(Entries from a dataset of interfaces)

Content starts

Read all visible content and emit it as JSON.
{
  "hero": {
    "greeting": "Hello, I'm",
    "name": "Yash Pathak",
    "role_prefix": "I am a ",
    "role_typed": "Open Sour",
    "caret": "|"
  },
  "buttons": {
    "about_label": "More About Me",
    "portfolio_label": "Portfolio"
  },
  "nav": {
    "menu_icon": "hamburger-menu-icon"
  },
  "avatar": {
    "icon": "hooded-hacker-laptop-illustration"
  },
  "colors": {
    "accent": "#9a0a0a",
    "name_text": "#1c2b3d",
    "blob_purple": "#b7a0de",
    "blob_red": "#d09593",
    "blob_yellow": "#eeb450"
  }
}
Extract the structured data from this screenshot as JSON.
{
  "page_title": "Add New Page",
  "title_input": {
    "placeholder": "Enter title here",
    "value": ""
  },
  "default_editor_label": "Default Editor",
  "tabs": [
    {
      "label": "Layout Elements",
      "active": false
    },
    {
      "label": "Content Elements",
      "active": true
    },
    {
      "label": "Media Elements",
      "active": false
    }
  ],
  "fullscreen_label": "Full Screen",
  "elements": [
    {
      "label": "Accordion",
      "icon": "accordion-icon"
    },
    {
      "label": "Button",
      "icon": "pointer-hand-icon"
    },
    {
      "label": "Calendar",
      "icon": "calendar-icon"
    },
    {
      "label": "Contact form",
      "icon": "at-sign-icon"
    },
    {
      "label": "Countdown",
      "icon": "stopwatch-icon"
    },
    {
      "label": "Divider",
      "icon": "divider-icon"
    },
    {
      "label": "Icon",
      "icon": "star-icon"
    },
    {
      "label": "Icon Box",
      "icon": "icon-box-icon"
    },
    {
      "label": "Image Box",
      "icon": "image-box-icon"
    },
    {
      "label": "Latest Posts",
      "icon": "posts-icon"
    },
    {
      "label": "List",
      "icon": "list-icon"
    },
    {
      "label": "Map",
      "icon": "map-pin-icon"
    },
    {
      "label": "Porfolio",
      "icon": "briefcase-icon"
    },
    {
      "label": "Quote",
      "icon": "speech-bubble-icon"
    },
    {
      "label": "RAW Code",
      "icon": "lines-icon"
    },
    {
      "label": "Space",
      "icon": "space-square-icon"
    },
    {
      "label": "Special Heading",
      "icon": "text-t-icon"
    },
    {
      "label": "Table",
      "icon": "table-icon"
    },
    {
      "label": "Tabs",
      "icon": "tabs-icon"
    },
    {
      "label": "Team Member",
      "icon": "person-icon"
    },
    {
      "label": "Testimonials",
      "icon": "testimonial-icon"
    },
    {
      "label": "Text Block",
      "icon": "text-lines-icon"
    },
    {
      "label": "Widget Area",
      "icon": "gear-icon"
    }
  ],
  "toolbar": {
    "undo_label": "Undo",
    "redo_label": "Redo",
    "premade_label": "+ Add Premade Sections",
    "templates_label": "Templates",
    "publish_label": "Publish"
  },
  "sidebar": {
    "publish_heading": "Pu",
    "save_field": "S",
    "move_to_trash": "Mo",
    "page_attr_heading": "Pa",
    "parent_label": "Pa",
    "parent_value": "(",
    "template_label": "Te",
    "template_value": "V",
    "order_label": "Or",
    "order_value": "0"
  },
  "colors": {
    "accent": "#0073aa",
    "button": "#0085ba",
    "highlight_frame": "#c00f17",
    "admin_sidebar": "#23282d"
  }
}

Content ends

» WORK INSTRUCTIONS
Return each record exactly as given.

» REPLY TO THE EXERCISE
Read all visible content and emit it as JSON.
{
  "hero": {
    "greeting": "Hello, I'm",
    "name": "Yash Pathak",
    "role_prefix": "I am a ",
    "role_typed": "Open Sour",
    "caret": "|"
  },
  "buttons": {
    "about_label": "More About Me",
    "portfolio_label": "Portfolio"
  },
  "nav": {
    "menu_icon": "hamburger-menu-icon"
  },
  "avatar": {
    "icon": "hooded-hacker-laptop-illustration"
  },
  "colors": {
    "accent": "#9a0a0a",
    "name_text": "#1c2b3d",
    "blob_purple": "#b7a0de",
    "blob_red": "#d09593",
    "blob_yellow": "#eeb450"
  }
}
Extract the structured data from this screenshot as JSON.
{
  "page_title": "Add New Page",
  "title_input": {
    "placeholder": "Enter title here",
    "value": ""
  },
  "default_editor_label": "Default Editor",
  "tabs": [
    {
      "label": "Layout Elements",
      "active": false
    },
    {
      "label": "Content Elements",
      "active": true
    },
    {
      "label": "Media Elements",
      "active": false
    }
  ],
  "fullscreen_label": "Full Screen",
  "elements": [
    {
      "label": "Accordion",
      "icon": "accordion-icon"
    },
    {
      "label": "Button",
      "icon": "pointer-hand-icon"
    },
    {
      "label": "Calendar",
      "icon": "calendar-icon"
    },
    {
      "label": "Contact form",
      "icon": "at-sign-icon"
    },
    {
      "label": "Countdown",
      "icon": "stopwatch-icon"
    },
    {
      "label": "Divider",
      "icon": "divider-icon"
    },
    {
      "label": "Icon",
      "icon": "star-icon"
    },
    {
      "label": "Icon Box",
      "icon": "icon-box-icon"
    },
    {
      "label": "Image Box",
      "icon": "image-box-icon"
    },
    {
      "label": "Latest Posts",
      "icon": "posts-icon"
    },
    {
      "label": "List",
      "icon": "list-icon"
    },
    {
      "label": "Map",
      "icon": "map-pin-icon"
    },
    {
      "label": "Porfolio",
      "icon": "briefcase-icon"
    },
    {
      "label": "Quote",
      "icon": "speech-bubble-icon"
    },
    {
      "label": "RAW Code",
      "icon": "lines-icon"
    },
    {
      "label": "Space",
      "icon": "space-square-icon"
    },
    {
      "label": "Special Heading",
      "icon": "text-t-icon"
    },
    {
      "label": "Table",
      "icon": "table-icon"
    },
    {
      "label": "Tabs",
      "icon": "tabs-icon"
    },
    {
      "label": "Team Member",
      "icon": "person-icon"
    },
    {
      "label": "Testimonials",
      "icon": "testimonial-icon"
    },
    {
      "label": "Text Block",
      "icon": "text-lines-icon"
    },
    {
      "label": "Widget Area",
      "icon": "gear-icon"
    }
  ],
  "toolbar": {
    "undo_label": "Undo",
    "redo_label": "Redo",
    "premade_label": "+ Add Premade Sections",
    "templates_label": "Templates",
    "publish_label": "Publish"
  },
  "sidebar": {
    "publish_heading": "Pu",
    "save_field": "S",
    "move_to_trash": "Mo",
    "page_attr_heading": "Pa",
    "parent_label": "Pa",
    "parent_value": "(",
    "template_label": "Te",
    "template_value": "V",
    "order_label": "Or",
    "order_value": "0"
  },
  "colors": {
    "accent": "#0073aa",
    "button": "#0085ba",
    "highlight_frame": "#c00f17",
    "admin_sidebar": "#23282d"
  }
}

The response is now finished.